= Problem details =
Repeat the listing below in full, exactly as it stands.
═════ Data extract
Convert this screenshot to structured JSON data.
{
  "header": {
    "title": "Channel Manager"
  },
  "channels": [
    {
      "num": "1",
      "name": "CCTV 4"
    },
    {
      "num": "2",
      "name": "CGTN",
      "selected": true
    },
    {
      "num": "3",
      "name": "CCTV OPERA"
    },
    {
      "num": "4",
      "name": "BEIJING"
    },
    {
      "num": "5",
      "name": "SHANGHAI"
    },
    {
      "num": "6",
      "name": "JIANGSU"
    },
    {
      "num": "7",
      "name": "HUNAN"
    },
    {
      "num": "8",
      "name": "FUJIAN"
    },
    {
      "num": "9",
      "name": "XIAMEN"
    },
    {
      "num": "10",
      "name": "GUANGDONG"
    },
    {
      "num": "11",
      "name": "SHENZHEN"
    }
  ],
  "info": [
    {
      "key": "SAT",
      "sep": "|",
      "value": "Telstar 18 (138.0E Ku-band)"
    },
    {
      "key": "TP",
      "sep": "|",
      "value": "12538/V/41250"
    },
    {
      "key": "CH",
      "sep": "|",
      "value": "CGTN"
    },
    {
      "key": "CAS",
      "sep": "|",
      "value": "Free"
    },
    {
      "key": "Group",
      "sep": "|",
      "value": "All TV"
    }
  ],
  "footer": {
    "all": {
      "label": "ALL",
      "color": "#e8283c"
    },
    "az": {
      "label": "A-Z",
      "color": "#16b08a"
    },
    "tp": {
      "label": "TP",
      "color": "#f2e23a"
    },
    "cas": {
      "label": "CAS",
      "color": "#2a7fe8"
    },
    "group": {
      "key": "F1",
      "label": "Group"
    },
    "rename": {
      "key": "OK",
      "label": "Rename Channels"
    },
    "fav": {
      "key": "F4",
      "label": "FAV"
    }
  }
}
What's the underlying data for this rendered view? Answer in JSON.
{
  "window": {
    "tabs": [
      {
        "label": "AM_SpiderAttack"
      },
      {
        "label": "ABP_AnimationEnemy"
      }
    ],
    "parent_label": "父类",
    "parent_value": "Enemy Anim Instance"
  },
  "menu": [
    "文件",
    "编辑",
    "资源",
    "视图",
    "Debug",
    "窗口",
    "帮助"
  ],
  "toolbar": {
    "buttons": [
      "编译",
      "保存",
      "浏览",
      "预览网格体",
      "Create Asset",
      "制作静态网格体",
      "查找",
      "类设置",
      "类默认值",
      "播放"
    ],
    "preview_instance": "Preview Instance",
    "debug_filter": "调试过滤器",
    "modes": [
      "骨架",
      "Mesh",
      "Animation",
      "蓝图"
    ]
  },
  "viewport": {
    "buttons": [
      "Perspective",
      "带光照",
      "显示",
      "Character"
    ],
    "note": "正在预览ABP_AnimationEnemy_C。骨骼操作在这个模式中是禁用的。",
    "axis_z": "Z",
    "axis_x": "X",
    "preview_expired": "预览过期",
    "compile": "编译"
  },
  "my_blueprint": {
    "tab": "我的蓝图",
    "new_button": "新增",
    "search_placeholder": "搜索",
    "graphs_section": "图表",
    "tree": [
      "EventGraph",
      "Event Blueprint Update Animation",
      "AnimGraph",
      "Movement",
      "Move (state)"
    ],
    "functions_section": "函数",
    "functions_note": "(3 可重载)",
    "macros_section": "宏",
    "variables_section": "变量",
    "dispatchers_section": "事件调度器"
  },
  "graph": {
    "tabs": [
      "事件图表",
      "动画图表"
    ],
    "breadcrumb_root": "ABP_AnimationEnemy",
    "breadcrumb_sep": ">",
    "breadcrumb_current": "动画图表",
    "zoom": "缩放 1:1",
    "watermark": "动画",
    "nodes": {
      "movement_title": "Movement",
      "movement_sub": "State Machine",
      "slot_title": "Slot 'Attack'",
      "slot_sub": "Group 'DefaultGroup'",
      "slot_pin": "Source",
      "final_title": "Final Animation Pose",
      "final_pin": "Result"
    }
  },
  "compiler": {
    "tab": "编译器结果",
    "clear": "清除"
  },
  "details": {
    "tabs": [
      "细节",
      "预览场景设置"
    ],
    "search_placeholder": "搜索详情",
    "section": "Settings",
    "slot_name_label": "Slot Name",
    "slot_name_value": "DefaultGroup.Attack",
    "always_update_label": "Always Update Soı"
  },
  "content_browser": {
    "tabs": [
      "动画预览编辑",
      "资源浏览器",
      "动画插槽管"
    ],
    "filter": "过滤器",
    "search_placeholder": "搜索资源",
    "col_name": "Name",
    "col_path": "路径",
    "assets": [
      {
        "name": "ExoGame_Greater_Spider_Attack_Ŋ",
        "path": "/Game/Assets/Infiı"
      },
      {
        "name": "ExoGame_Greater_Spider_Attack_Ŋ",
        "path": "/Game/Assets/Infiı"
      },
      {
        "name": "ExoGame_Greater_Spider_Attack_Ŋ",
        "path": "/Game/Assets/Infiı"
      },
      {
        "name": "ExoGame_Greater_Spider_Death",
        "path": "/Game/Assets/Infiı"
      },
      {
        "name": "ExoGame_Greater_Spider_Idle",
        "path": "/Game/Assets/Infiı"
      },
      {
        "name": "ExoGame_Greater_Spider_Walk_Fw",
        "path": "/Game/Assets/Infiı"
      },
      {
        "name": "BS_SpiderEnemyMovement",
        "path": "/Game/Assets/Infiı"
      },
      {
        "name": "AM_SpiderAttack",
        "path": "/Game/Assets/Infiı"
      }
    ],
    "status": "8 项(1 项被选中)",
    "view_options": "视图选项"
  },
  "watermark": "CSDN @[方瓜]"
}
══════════
= Written solution =
Convert this screenshot to structured JSON data.
{
  "header": {
    "title": "Channel Manager"
  },
  "channels": [
    {
      "num": "1",
      "name": "CCTV 4"
    },
    {
      "num": "2",
      "name": "CGTN",
      "selected": true
    },
    {
      "num": "3",
      "name": "CCTV OPERA"
    },
    {
      "num": "4",
      "name": "BEIJING"
    },
    {
      "num": "5",
      "name": "SHANGHAI"
    },
    {
      "num": "6",
      "name": "JIANGSU"
    },
    {
      "num": "7",
      "name": "HUNAN"
    },
    {
      "num": "8",
      "name": "FUJIAN"
    },
    {
      "num": "9",
      "name": "XIAMEN"
    },
    {
      "num": "10",
      "name": "GUANGDONG"
    },
    {
      "num": "11",
      "name": "SHENZHEN"
    }
  ],
  "info": [
    {
      "key": "SAT",
      "sep": "|",
      "value": "Telstar 18 (138.0E Ku-band)"
    },
    {
      "key": "TP",
      "sep": "|",
      "value": "12538/V/41250"
    },
    {
      "key": "CH",
      "sep": "|",
      "value": "CGTN"
    },
    {
      "key": "CAS",
      "sep": "|",
      "value": "Free"
    },
    {
      "key": "Group",
      "sep": "|",
      "value": "All TV"
    }
  ],
  "footer": {
    "all": {
      "label": "ALL",
      "color": "#e8283c"
    },
    "az": {
      "label": "A-Z",
      "color": "#16b08a"
    },
    "tp": {
      "label": "TP",
      "color": "#f2e23a"
    },
    "cas": {
      "label": "CAS",
      "color": "#2a7fe8"
    },
    "group": {
      "key": "F1",
      "label": "Group"
    },
    "rename": {
      "key": "OK",
      "label": "Rename Channels"
    },
    "fav": {
      "key": "F4",
      "label": "FAV"
    }
  }
}
What's the underlying data for this rendered view? Answer in JSON.
{
  "window": {
    "tabs": [
      {
        "label": "AM_SpiderAttack"
      },
      {
        "label": "ABP_AnimationEnemy"
      }
    ],
    "parent_label": "父类",
    "parent_value": "Enemy Anim Instance"
  },
  "menu": [
    "文件",
    "编辑",
    "资源",
    "视图",
    "Debug",
    "窗口",
    "帮助"
  ],
  "toolbar": {
    "buttons": [
      "编译",
      "保存",
      "浏览",
      "预览网格体",
      "Create Asset",
      "制作静态网格体",
      "查找",
      "类设置",
      "类默认值",
      "播放"
    ],
    "preview_instance": "Preview Instance",
    "debug_filter": "调试过滤器",
    "modes": [
      "骨架",
      "Mesh",
      "Animation",
      "蓝图"
    ]
  },
  "viewport": {
    "buttons": [
      "Perspective",
      "带光照",
      "显示",
      "Character"
    ],
    "note": "正在预览ABP_AnimationEnemy_C。骨骼操作在这个模式中是禁用的。",
    "axis_z": "Z",
    "axis_x": "X",
    "preview_expired": "预览过期",
    "compile": "编译"
  },
  "my_blueprint": {
    "tab": "我的蓝图",
    "new_button": "新增",
    "search_placeholder": "搜索",
    "graphs_section": "图表",
    "tree": [
      "EventGraph",
      "Event Blueprint Update Animation",
      "AnimGraph",
      "Movement",
      "Move (state)"
    ],
    "functions_section": "函数",
    "functions_note": "(3 可重载)",
    "macros_section": "宏",
    "variables_section": "变量",
    "dispatchers_section": "事件调度器"
  },
  "graph": {
    "tabs": [
      "事件图表",
      "动画图表"
    ],
    "breadcrumb_root": "ABP_AnimationEnemy",
    "breadcrumb_sep": ">",
    "breadcrumb_current": "动画图表",
    "zoom": "缩放 1:1",
    "watermark": "动画",
    "nodes": {
      "movement_title": "Movement",
      "movement_sub": "State Machine",
      "slot_title": "Slot 'Attack'",
      "slot_sub": "Group 'DefaultGroup'",
      "slot_pin": "Source",
      "final_title": "Final Animation Pose",
      "final_pin": "Result"
    }
  },
  "compiler": {
    "tab": "编译器结果",
    "clear": "清除"
  },
  "details": {
    "tabs": [
      "细节",
      "预览场景设置"
    ],
    "search_placeholder": "搜索详情",
    "section": "Settings",
    "slot_name_label": "Slot Name",
    "slot_name_value": "DefaultGroup.Attack",
    "always_update_label": "Always Update Soı"
  },
  "content_browser": {
    "tabs": [
      "动画预览编辑",
      "资源浏览器",
      "动画插槽管"
    ],
    "filter": "过滤器",
    "search_placeholder": "搜索资源",
    "col_name": "Name",
    "col_path": "路径",
    "assets": [
      {
        "name": "ExoGame_Greater_Spider_Attack_Ŋ",
        "path": "/Game/Assets/Infiı"
      },
      {
        "name": "ExoGame_Greater_Spider_Attack_Ŋ",
        "path": "/Game/Assets/Infiı"
      },
      {
        "name": "ExoGame_Greater_Spider_Attack_Ŋ",
        "path": "/Game/Assets/Infiı"
      },
      {
        "name": "ExoGame_Greater_Spider_Death",
        "path": "/Game/Assets/Infiı"
      },
      {
        "name": "ExoGame_Greater_Spider_Idle",
        "path": "/Game/Assets/Infiı"
      },
      {
        "name": "ExoGame_Greater_Spider_Walk_Fw",
        "path": "/Game/Assets/Infiı"
      },
      {
        "name": "BS_SpiderEnemyMovement",
        "path": "/Game/Assets/Infiı"
      },
      {
        "name": "AM_SpiderAttack",
        "path": "/Game/Assets/Infiı"
      }
    ],
    "status": "8 项(1 项被选中)",
    "view_options": "视图选项"
  },
  "watermark": "CSDN @[方瓜]"
}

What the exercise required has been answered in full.